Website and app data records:
%%

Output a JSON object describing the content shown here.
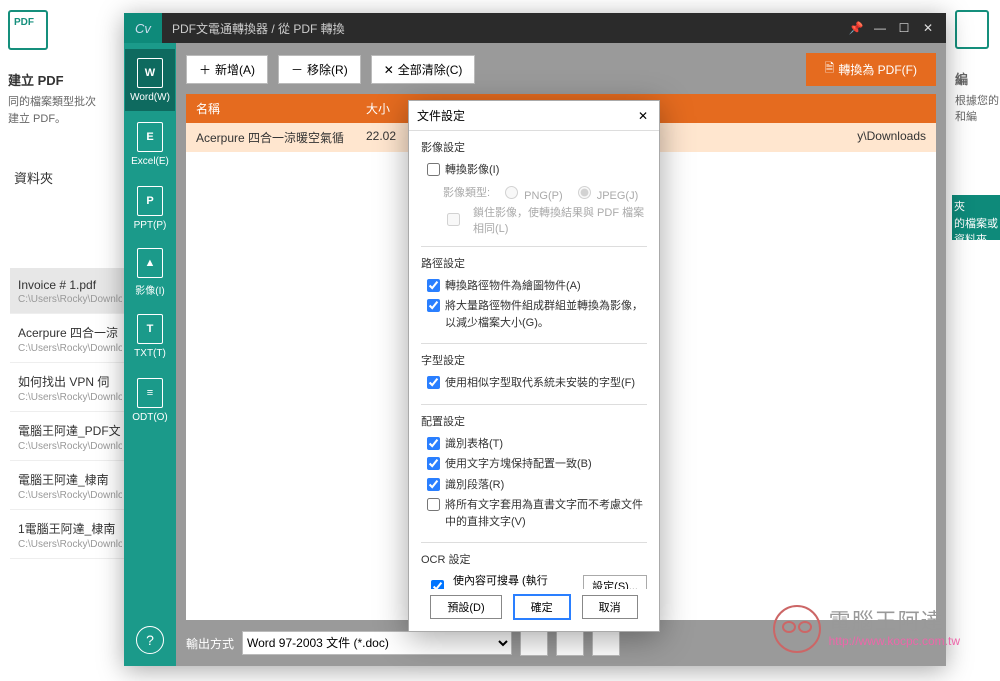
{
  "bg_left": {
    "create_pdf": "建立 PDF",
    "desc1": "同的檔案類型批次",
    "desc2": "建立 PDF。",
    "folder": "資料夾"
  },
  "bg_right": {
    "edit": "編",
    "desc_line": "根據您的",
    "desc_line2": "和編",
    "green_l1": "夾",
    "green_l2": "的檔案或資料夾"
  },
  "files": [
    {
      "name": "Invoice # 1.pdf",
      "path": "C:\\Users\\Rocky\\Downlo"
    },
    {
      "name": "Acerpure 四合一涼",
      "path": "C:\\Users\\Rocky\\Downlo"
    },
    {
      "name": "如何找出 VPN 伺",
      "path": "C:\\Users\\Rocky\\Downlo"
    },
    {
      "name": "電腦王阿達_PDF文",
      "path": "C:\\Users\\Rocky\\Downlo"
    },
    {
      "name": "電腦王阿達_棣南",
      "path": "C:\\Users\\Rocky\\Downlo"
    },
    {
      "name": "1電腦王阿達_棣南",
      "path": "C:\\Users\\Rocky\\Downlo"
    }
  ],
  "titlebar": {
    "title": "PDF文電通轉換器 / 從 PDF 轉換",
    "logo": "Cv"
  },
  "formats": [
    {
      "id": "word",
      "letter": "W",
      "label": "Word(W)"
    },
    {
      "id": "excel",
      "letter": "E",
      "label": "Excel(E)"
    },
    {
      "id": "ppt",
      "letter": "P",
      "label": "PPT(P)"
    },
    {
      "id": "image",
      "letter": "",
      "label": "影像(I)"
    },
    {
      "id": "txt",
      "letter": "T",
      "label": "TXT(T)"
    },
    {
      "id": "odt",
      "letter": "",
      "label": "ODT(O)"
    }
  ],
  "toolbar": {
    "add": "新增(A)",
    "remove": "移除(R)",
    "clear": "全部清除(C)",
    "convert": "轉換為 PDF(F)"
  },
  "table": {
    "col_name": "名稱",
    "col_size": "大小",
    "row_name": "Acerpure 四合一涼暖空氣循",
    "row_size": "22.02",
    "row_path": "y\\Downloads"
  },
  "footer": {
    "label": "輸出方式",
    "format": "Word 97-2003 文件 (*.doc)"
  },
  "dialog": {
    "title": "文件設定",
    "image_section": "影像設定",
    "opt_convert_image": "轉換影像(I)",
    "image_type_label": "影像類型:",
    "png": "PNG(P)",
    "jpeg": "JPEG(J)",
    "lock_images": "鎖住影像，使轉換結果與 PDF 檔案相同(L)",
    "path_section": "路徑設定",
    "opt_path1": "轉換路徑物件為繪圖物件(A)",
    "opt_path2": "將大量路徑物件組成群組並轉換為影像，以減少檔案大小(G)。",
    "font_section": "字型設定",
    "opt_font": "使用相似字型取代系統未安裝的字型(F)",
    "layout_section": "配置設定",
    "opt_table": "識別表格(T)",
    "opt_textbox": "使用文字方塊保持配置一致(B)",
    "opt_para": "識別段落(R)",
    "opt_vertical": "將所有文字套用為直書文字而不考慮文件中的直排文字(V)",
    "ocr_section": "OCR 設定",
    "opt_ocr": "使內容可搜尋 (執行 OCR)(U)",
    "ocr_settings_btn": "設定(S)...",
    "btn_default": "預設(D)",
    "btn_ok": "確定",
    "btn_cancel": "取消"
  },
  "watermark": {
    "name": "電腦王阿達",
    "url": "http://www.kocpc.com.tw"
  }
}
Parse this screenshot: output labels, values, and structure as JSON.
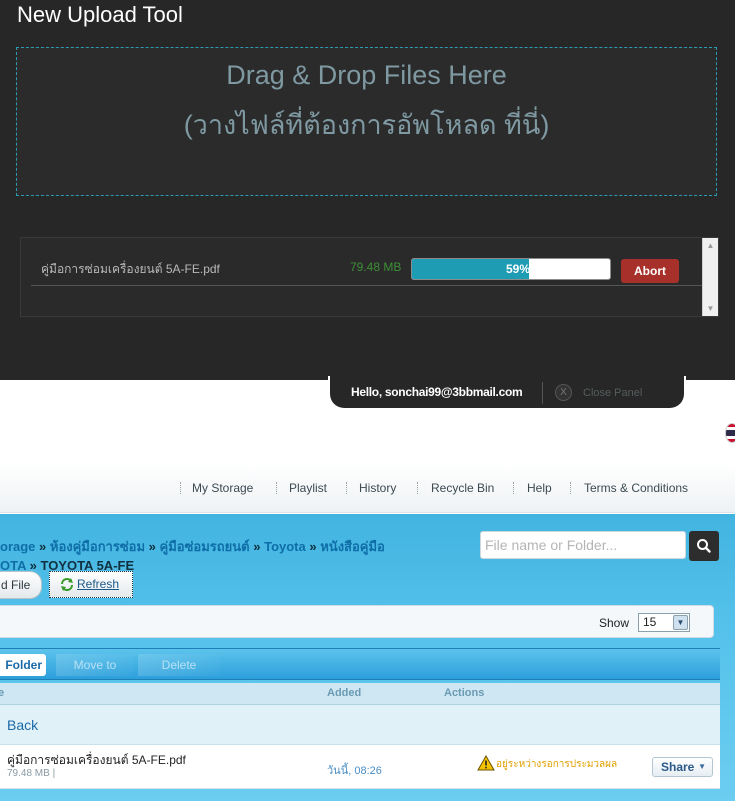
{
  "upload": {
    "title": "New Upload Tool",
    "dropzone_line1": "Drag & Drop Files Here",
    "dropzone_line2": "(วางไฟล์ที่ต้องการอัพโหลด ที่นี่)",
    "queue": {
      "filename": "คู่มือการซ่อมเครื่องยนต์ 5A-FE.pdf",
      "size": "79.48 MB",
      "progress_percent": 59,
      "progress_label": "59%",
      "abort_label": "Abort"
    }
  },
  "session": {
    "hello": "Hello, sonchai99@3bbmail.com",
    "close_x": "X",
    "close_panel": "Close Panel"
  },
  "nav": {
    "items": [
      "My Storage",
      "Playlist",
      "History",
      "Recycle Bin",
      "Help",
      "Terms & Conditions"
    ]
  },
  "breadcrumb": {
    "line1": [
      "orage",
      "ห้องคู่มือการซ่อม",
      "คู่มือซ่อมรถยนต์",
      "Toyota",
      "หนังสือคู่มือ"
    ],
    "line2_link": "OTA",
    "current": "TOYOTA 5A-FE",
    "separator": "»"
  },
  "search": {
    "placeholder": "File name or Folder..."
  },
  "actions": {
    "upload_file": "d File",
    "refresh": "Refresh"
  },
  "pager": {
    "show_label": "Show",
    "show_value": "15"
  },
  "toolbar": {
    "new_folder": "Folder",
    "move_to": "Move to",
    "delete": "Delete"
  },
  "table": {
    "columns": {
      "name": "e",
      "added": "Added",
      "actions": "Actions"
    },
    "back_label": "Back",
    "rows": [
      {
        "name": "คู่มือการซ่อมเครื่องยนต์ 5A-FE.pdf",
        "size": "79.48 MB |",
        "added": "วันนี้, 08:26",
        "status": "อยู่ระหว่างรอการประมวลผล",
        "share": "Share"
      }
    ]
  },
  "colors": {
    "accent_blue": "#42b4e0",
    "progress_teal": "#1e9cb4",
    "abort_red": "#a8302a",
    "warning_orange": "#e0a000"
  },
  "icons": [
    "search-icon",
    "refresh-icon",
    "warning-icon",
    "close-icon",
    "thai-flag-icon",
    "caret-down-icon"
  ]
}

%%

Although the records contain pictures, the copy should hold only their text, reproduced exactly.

## Your solution
Output a JSON object describing the content shown here.
{
  "bg_left": {
    "create_pdf": "建立 PDF",
    "desc1": "同的檔案類型批次",
    "desc2": "建立 PDF。",
    "folder": "資料夾"
  },
  "bg_right": {
    "edit": "編",
    "desc_line": "根據您的",
    "desc_line2": "和編",
    "green_l1": "夾",
    "green_l2": "的檔案或資料夾"
  },
  "files": [
    {
      "name": "Invoice # 1.pdf",
      "path": "C:\\Users\\Rocky\\Downlo"
    },
    {
      "name": "Acerpure 四合一涼",
      "path": "C:\\Users\\Rocky\\Downlo"
    },
    {
      "name": "如何找出 VPN 伺",
      "path": "C:\\Users\\Rocky\\Downlo"
    },
    {
      "name": "電腦王阿達_PDF文",
      "path": "C:\\Users\\Rocky\\Downlo"
    },
    {
      "name": "電腦王阿達_棣南",
      "path": "C:\\Users\\Rocky\\Downlo"
    },
    {
      "name": "1電腦王阿達_棣南",
      "path": "C:\\Users\\Rocky\\Downlo"
    }
  ],
  "titlebar": {
    "title": "PDF文電通轉換器 / 從 PDF 轉換",
    "logo": "Cv"
  },
  "formats": [
    {
      "id": "word",
      "letter": "W",
      "label": "Word(W)"
    },
    {
      "id": "excel",
      "letter": "E",
      "label": "Excel(E)"
    },
    {
      "id": "ppt",
      "letter": "P",
      "label": "PPT(P)"
    },
    {
      "id": "image",
      "letter": "",
      "label": "影像(I)"
    },
    {
      "id": "txt",
      "letter": "T",
      "label": "TXT(T)"
    },
    {
      "id": "odt",
      "letter": "",
      "label": "ODT(O)"
    }
  ],
  "toolbar": {
    "add": "新增(A)",
    "remove": "移除(R)",
    "clear": "全部清除(C)",
    "convert": "轉換為 PDF(F)"
  },
  "table": {
    "col_name": "名稱",
    "col_size": "大小",
    "row_name": "Acerpure 四合一涼暖空氣循",
    "row_size": "22.02",
    "row_path": "y\\Downloads"
  },
  "footer": {
    "label": "輸出方式",
    "format": "Word 97-2003 文件 (*.doc)"
  },
  "dialog": {
    "title": "文件設定",
    "image_section": "影像設定",
    "opt_convert_image": "轉換影像(I)",
    "image_type_label": "影像類型:",
    "png": "PNG(P)",
    "jpeg": "JPEG(J)",
    "lock_images": "鎖住影像，使轉換結果與 PDF 檔案相同(L)",
    "path_section": "路徑設定",
    "opt_path1": "轉換路徑物件為繪圖物件(A)",
    "opt_path2": "將大量路徑物件組成群組並轉換為影像，以減少檔案大小(G)。",
    "font_section": "字型設定",
    "opt_font": "使用相似字型取代系統未安裝的字型(F)",
    "layout_section": "配置設定",
    "opt_table": "識別表格(T)",
    "opt_textbox": "使用文字方塊保持配置一致(B)",
    "opt_para": "識別段落(R)",
    "opt_vertical": "將所有文字套用為直書文字而不考慮文件中的直排文字(V)",
    "ocr_section": "OCR 設定",
    "opt_ocr": "使內容可搜尋 (執行 OCR)(U)",
    "ocr_settings_btn": "設定(S)...",
    "btn_default": "預設(D)",
    "btn_ok": "確定",
    "btn_cancel": "取消"
  },
  "watermark": {
    "name": "電腦王阿達",
    "url": "http://www.kocpc.com.tw"
  }
}
Parse this screenshot: output labels, values, and structure as JSON.
{
  "upload": {
    "title": "New Upload Tool",
    "dropzone_line1": "Drag & Drop Files Here",
    "dropzone_line2": "(วางไฟล์ที่ต้องการอัพโหลด ที่นี่)",
    "queue": {
      "filename": "คู่มือการซ่อมเครื่องยนต์ 5A-FE.pdf",
      "size": "79.48 MB",
      "progress_percent": 59,
      "progress_label": "59%",
      "abort_label": "Abort"
    }
  },
  "session": {
    "hello": "Hello, sonchai99@3bbmail.com",
    "close_x": "X",
    "close_panel": "Close Panel"
  },
  "nav": {
    "items": [
      "My Storage",
      "Playlist",
      "History",
      "Recycle Bin",
      "Help",
      "Terms & Conditions"
    ]
  },
  "breadcrumb": {
    "line1": [
      "orage",
      "ห้องคู่มือการซ่อม",
      "คู่มือซ่อมรถยนต์",
      "Toyota",
      "หนังสือคู่มือ"
    ],
    "line2_link": "OTA",
    "current": "TOYOTA 5A-FE",
    "separator": "»"
  },
  "search": {
    "placeholder": "File name or Folder..."
  },
  "actions": {
    "upload_file": "d File",
    "refresh": "Refresh"
  },
  "pager": {
    "show_label": "Show",
    "show_value": "15"
  },
  "toolbar": {
    "new_folder": "Folder",
    "move_to": "Move to",
    "delete": "Delete"
  },
  "table": {
    "columns": {
      "name": "e",
      "added": "Added",
      "actions": "Actions"
    },
    "back_label": "Back",
    "rows": [
      {
        "name": "คู่มือการซ่อมเครื่องยนต์ 5A-FE.pdf",
        "size": "79.48 MB |",
        "added": "วันนี้, 08:26",
        "status": "อยู่ระหว่างรอการประมวลผล",
        "share": "Share"
      }
    ]
  },
  "colors": {
    "accent_blue": "#42b4e0",
    "progress_teal": "#1e9cb4",
    "abort_red": "#a8302a",
    "warning_orange": "#e0a000"
  },
  "icons": [
    "search-icon",
    "refresh-icon",
    "warning-icon",
    "close-icon",
    "thai-flag-icon",
    "caret-down-icon"
  ]
}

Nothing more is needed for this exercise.